We Need a Sustainable Budget

Contributed by Larry Wood

Without a sustainable fiscal plan, Alaska faces fiscal calamity. To continue to spend at this rate is irresponsible. We are literally stealing our children's future. 

A sustainable budget fiscal plan is the only option that will prevent the state government from spending us into the poor house and provide a modicum of optimism for the future.  

I support the Institute of Social and Economic Research's (ISER) sustainable budget fiscal plan to provide for fiscal stability, continuance of the Permanent Fund Dividend, and a healthy permanent fund that will provide for Alaska's government costs into the future.

Alaska's economy is cooling and the price of oil is still under $50/bbl and is unlikely to rise much higher, unless there is a serious interruption or threat to the supply of oil. The decline in the price of natural gas and the need to use North Slope gas to keep the oil fields pressurized for eventual recovery of the 20 billion barrels of heavy crude remaining in the legacy fields will continue to bar North Slope natural gas from going to market. Oil will need to rise to at least $110/bbl before the heavy oil will be extracted.

Oil has to be at least $36/bbl to keep current crude production rates on the North Slope. If oil drops below $30/bbl for any length of time, activity on the North Slope will grind to a halt.  

There is optimism that the next Republican President will open ANWR and offshore leasing in Alaska. However, it will be years before there is any production from ANWR.  

Offshore production does not benefit the state.  

Layoffs in the oil service sector are now common place in Alaska. 250 employees were laid off last year. BP will lay off another 270 this year. Other industries are cutting workforces. The Department of Corrections is going to close a prison, eleven Alaska State Trooper positions will not be filled, and one hears of continuing cutbacks all across state government.

The solution of our governor is to a slowing economy is to raise taxes on all sectors of resource development, raid the permanent fund, and reduce our PFDs. All to keep the government sector from suffering the privations that an economic downturn inflicts on the private sector.

The fact that decreased energy prices did not produce any upswing in the economies of the developed countries should be an indication to all that the world economy is in the throes of a depression with no end in sight. The last depression of this magnitude resulted in WWII.

I have not been able to find an economist who sees a quick turn-around to the current U.S. or worldwide fiscal crisis. The economic prognosis is not good; in fact, uncertainty is the only commonality in any opinions regarding what may or may not happen when the "bubbles" burst and the piper has to be paid.

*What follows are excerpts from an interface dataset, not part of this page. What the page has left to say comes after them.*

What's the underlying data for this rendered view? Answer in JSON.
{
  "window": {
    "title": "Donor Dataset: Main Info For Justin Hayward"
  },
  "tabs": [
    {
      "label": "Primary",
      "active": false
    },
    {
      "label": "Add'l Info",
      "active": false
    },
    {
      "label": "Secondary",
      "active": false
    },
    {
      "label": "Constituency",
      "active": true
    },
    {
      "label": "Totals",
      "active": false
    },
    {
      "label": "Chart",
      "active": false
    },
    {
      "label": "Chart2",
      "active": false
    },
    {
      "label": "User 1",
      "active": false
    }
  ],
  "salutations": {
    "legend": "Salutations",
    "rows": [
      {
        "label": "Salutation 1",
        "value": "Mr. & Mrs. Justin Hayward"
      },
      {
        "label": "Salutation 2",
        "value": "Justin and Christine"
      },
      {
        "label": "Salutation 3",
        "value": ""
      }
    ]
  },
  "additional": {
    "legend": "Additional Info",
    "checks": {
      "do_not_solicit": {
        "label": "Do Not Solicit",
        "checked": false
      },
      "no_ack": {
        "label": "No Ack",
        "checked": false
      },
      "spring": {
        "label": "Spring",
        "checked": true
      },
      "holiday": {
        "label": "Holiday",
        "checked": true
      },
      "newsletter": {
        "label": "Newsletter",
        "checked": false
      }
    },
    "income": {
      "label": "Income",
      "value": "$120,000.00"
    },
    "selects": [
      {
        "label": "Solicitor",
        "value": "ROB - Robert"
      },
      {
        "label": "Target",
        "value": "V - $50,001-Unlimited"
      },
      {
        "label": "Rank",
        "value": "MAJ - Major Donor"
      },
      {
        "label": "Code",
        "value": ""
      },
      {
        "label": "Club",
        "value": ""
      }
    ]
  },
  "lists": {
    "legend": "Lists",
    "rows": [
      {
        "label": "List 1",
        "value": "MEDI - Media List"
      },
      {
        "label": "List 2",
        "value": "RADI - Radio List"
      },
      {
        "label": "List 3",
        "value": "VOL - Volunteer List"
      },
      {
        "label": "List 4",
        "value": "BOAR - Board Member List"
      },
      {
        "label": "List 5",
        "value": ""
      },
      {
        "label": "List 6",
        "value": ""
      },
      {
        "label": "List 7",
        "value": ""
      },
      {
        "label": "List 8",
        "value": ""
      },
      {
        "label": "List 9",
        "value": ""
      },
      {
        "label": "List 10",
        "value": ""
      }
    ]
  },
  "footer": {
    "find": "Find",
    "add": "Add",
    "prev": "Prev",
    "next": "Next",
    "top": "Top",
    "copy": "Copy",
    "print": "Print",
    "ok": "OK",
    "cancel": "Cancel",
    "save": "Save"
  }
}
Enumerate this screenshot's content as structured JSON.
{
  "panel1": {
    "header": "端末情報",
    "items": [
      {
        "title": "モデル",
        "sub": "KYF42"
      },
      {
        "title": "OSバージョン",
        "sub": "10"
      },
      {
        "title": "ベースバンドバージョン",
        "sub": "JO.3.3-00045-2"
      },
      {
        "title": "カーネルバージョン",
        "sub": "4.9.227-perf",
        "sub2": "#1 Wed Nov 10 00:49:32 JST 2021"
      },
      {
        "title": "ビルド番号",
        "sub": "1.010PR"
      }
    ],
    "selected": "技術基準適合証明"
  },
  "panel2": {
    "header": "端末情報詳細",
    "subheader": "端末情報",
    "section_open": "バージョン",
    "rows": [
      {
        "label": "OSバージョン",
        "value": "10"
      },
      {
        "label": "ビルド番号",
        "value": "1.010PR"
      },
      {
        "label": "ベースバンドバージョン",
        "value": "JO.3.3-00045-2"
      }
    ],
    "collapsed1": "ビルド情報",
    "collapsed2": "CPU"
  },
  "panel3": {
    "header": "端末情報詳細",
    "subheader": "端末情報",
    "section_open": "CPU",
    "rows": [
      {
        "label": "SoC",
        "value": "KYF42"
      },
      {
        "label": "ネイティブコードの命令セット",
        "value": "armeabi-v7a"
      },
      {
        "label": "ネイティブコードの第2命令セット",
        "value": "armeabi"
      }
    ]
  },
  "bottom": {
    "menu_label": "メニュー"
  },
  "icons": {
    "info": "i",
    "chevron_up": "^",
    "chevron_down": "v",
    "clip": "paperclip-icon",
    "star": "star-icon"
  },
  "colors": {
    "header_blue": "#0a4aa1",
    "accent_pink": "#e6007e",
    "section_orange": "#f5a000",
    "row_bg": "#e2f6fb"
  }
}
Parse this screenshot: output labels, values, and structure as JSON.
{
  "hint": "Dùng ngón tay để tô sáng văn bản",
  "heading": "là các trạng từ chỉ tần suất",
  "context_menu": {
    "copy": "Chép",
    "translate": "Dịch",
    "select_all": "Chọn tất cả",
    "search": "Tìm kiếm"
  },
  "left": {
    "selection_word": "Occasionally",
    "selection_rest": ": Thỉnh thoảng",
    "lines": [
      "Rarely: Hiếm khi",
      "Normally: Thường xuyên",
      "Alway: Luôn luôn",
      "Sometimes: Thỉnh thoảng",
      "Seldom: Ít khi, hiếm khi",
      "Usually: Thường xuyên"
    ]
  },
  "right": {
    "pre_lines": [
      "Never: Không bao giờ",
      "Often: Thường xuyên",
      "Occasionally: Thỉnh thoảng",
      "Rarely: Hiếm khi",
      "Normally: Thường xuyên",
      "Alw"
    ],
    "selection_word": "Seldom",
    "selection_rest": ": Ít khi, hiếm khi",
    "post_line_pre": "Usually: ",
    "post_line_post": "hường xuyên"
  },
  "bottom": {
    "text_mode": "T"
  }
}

The Legislature and our governors have failed to ensure a balanced economy through judicious enabling of mineral, timber, and fisheries industries to provide jobs and a strong private sector along with tourism and the energy sector.  

Instead, over the years, these industries have languished without proper incentives. The state government took the easy route and instead of investing into infrastructure to promote and to support sustained resource development and to provide a viable surface transportation infrastructure to provide for commerce and economic development across Alaska, oil became the "drug" of choice to fuel growth of Alaska's government into a gross welfare state now doing its best to ignore a worsening financial crisis.  

The state government has doubled in size since 2006, and most if not all municipal; local governments and borough governments have increased well beyond need or necessity. All government must be cut. Otherwise, property taxes and a worsening job climate will result in people leaving this state.

ISER's plan will restrain government growth and spending. However, this must be coupled with a decrease in taxes and deregulation to promote private sector growth. 

The governor's idea to increase taxes, cut the PFD, and raid the PF is simply wrong-headed and will result in worsening our economic crisis.